Evan’s Favorite Childhood Video Game
When I look back on my childhood, I am reminded of the games I played during rainy days, cold winter nights, and humid, unbearable days. During those quite lonely and quiet days, I found myself playing on my 3DS. The main game I would play on it would be The Legend of Zelda: Majora’s Mask 3D. This game defined my childhood in so many ways that I will be unlikely to be able to describe them, but I shall attempt to.
Majora’s Mask is the most abstract and different – for lack of a better word – game in The Legend of Zelda franchise. It restricts players to a three-day time limit, a concept unique to this game. It gives the player a sense of urgency to complete whatever quest the game has given you as fast as possible.
While playing this game when I was younger always made my palms drenched in sweat as I ran through the fields of Termina trying to get to the next quest objective. You could always reset time to the beginning of the three-day cycle, but you would lose all progress you had made during that cycle.

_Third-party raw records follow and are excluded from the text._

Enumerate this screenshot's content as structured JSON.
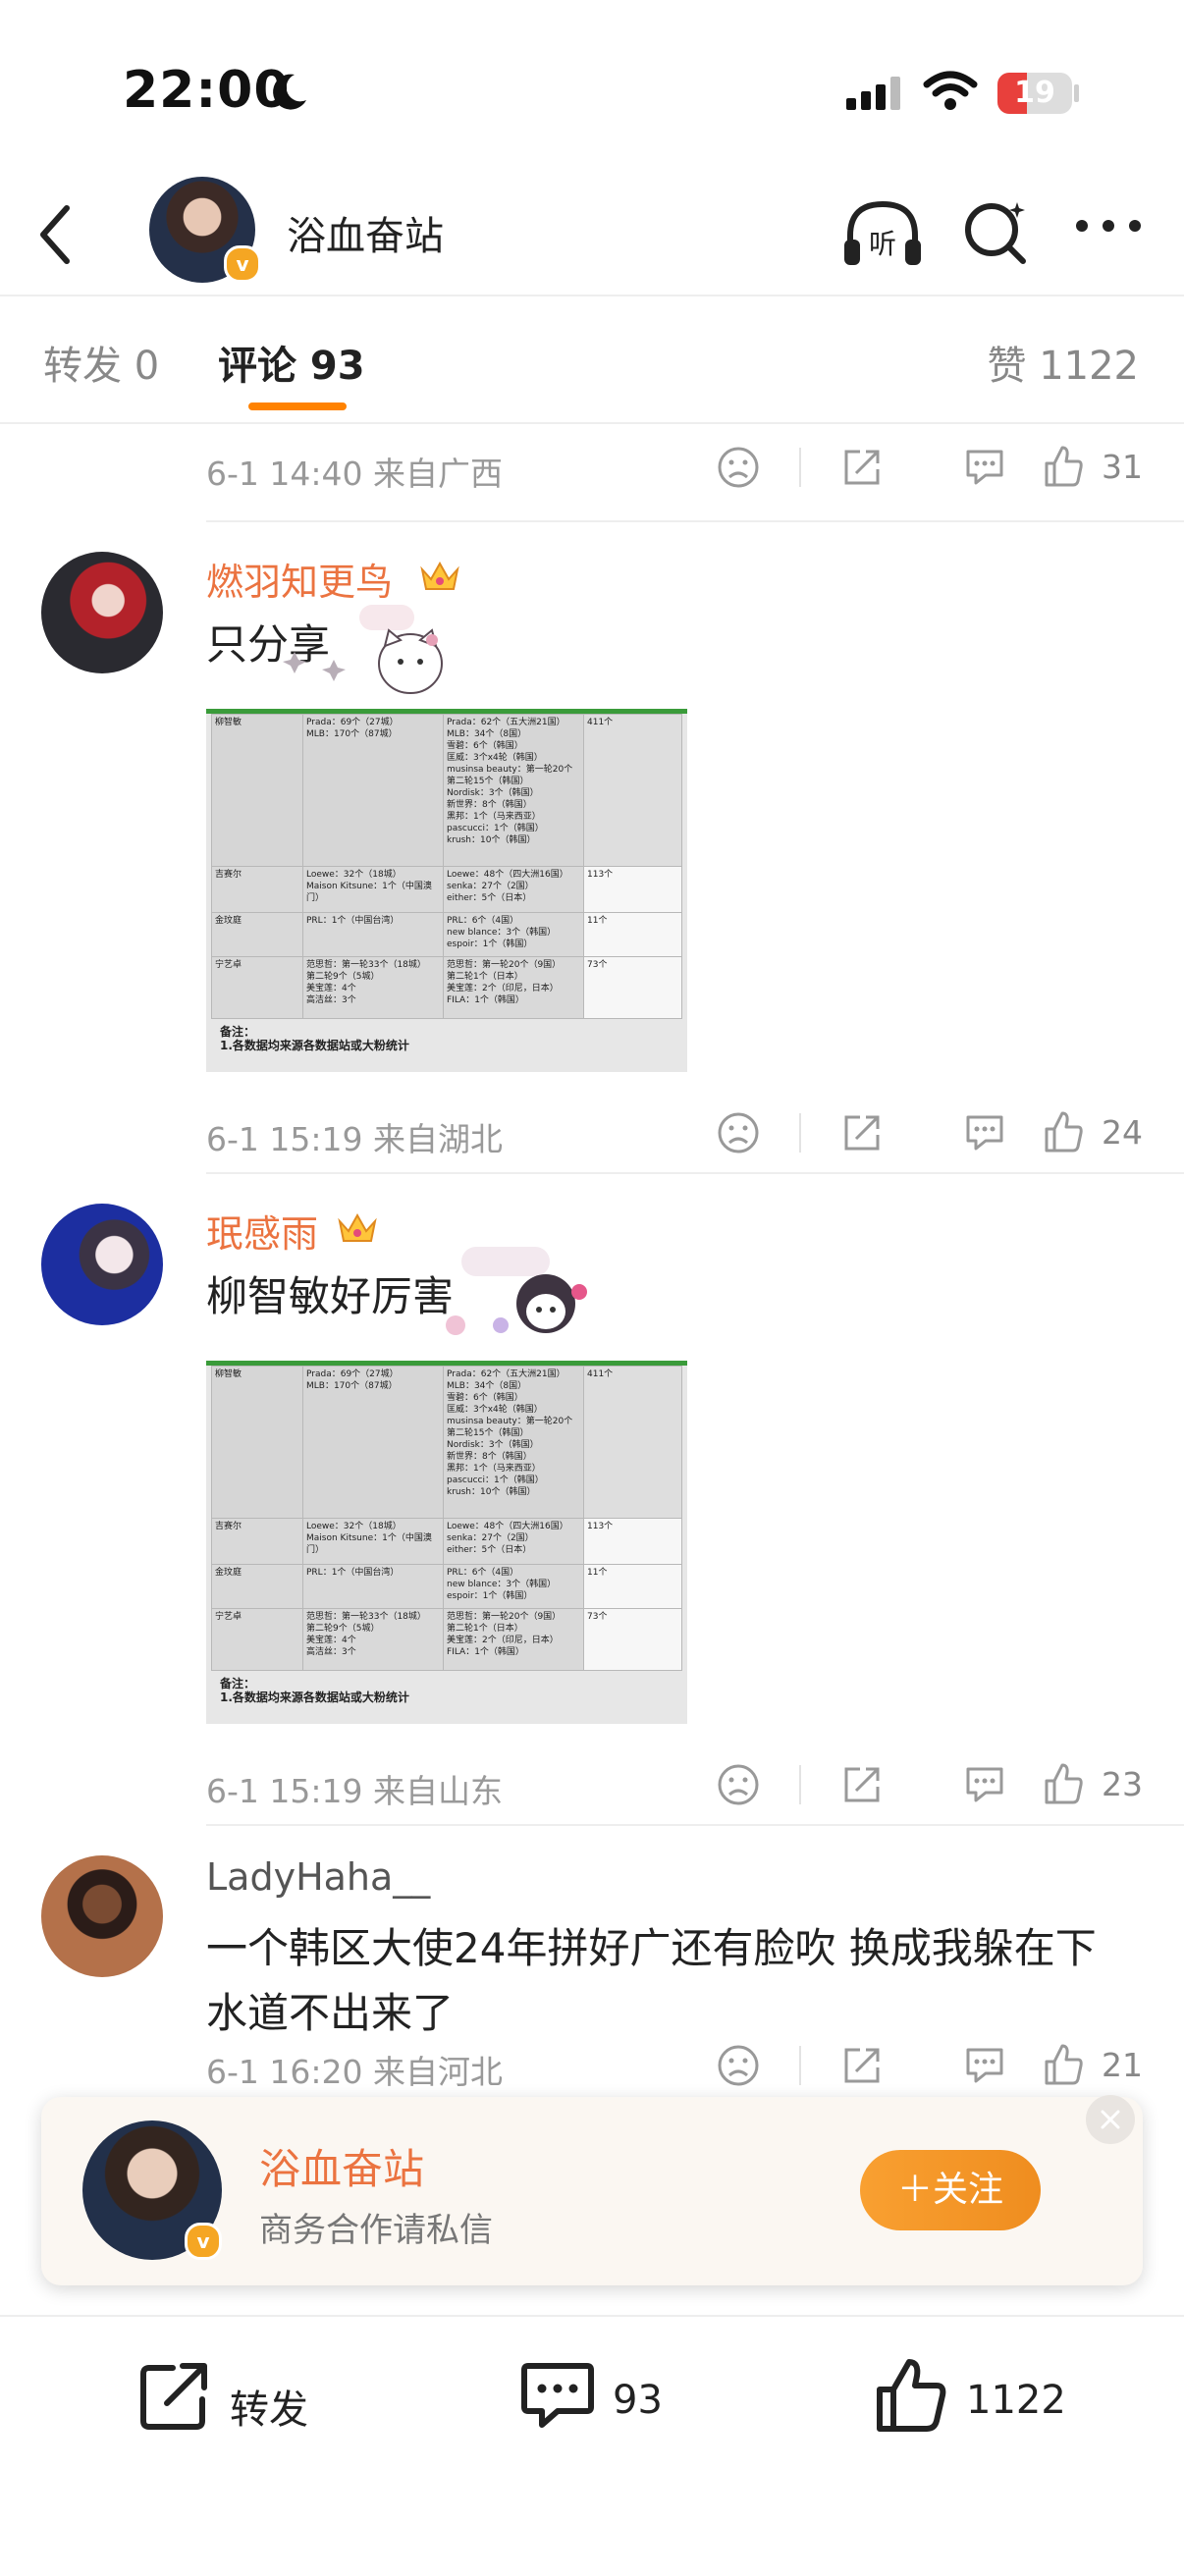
{
  "status_bar": {
    "time": "22:00",
    "battery": "19"
  },
  "header": {
    "title": "浴血奋站"
  },
  "tabs": {
    "repost": "转发 0",
    "comments": "评论 93",
    "likes": "赞 1122"
  },
  "top_row": {
    "meta": "6-1 14:40 来自广西",
    "likes": "31"
  },
  "comments": [
    {
      "username": "燃羽知更鸟",
      "text": "只分享",
      "meta": "6-1 15:19 来自湖北",
      "likes": "24"
    },
    {
      "username": "珉感雨",
      "text": "柳智敏好厉害",
      "meta": "6-1 15:19 来自山东",
      "likes": "23"
    },
    {
      "username": "LadyHaha__",
      "text": "一个韩区大使24年拼好广还有脸吹 换成我躲在下水道不出来了",
      "meta": "6-1 16:20 来自河北",
      "likes": "21"
    }
  ],
  "embedded_table": {
    "rows": [
      {
        "name": "柳智敏",
        "c2": "Prada：69个（27城）\nMLB：170个（87城）",
        "c3": "Prada：62个（五大洲21国）\nMLB：34个（8国）\n雪碧：6个（韩国）\n匡威：3个x4轮（韩国）\nmusinsa beauty：第一轮20个\n第二轮15个（韩国）\nNordisk：3个（韩国）\n新世界：8个（韩国）\n黑邦：1个（马来西亚）\npascucci：1个（韩国）\nkrush：10个（韩国）",
        "c4": "411个"
      },
      {
        "name": "吉赛尔",
        "c2": "Loewe：32个（18城）\nMaison Kitsune：1个（中国澳门）",
        "c3": "Loewe：48个（四大洲16国）\nsenka：27个（2国）\neither：5个（日本）",
        "c4": "113个"
      },
      {
        "name": "金玟庭",
        "c2": "PRL：1个（中国台湾）",
        "c3": "PRL：6个（4国）\nnew blance：3个（韩国）\nespoir：1个（韩国）",
        "c4": "11个"
      },
      {
        "name": "宁艺卓",
        "c2": "范思哲：第一轮33个（18城）\n第二轮9个（5城）\n美宝莲：4个\n高洁丝：3个",
        "c3": "范思哲：第一轮20个（9国）\n第二轮1个（日本）\n美宝莲：2个（印尼，日本）\nFILA：1个（韩国）",
        "c4": "73个"
      }
    ],
    "note_title": "备注：",
    "note_line": "1.各数据均来源各数据站或大粉统计"
  },
  "follow_card": {
    "name": "浴血奋站",
    "subtitle": "商务合作请私信",
    "button": "＋关注"
  },
  "bottom_bar": {
    "repost": "转发",
    "comments": "93",
    "likes": "1122"
  },
  "colors": {
    "accent": "#ff8200",
    "vip_name": "#eb7340",
    "follow_button": "#f59a2b"
  }
}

I remember spending hours talking to the characters around the game, learning every bit of information I could get from them. The characters help craft a story that is somehow both grim and lighthearted at the same time. They all played their role perfectly, which helped convince me to play this game through to the end. The side quest involving Kafei and Anju is the most memorable part of the game. Their story is filled with tragedy and sorrow, making it even more fulfilling as I – the player – helped them reunite in the game’s final moments.
Nintendo created a world that feels alive, a difficult task for many games to pull off correctly. I am barely scratching the surface of the things Majora’s Mask has for the player to discover. I would love to erase all my memories of Majora’s Mask and re-experience it for the first time. If you haven’t played it before, I highly recommend that you do it soon because you certainly won’t regret it.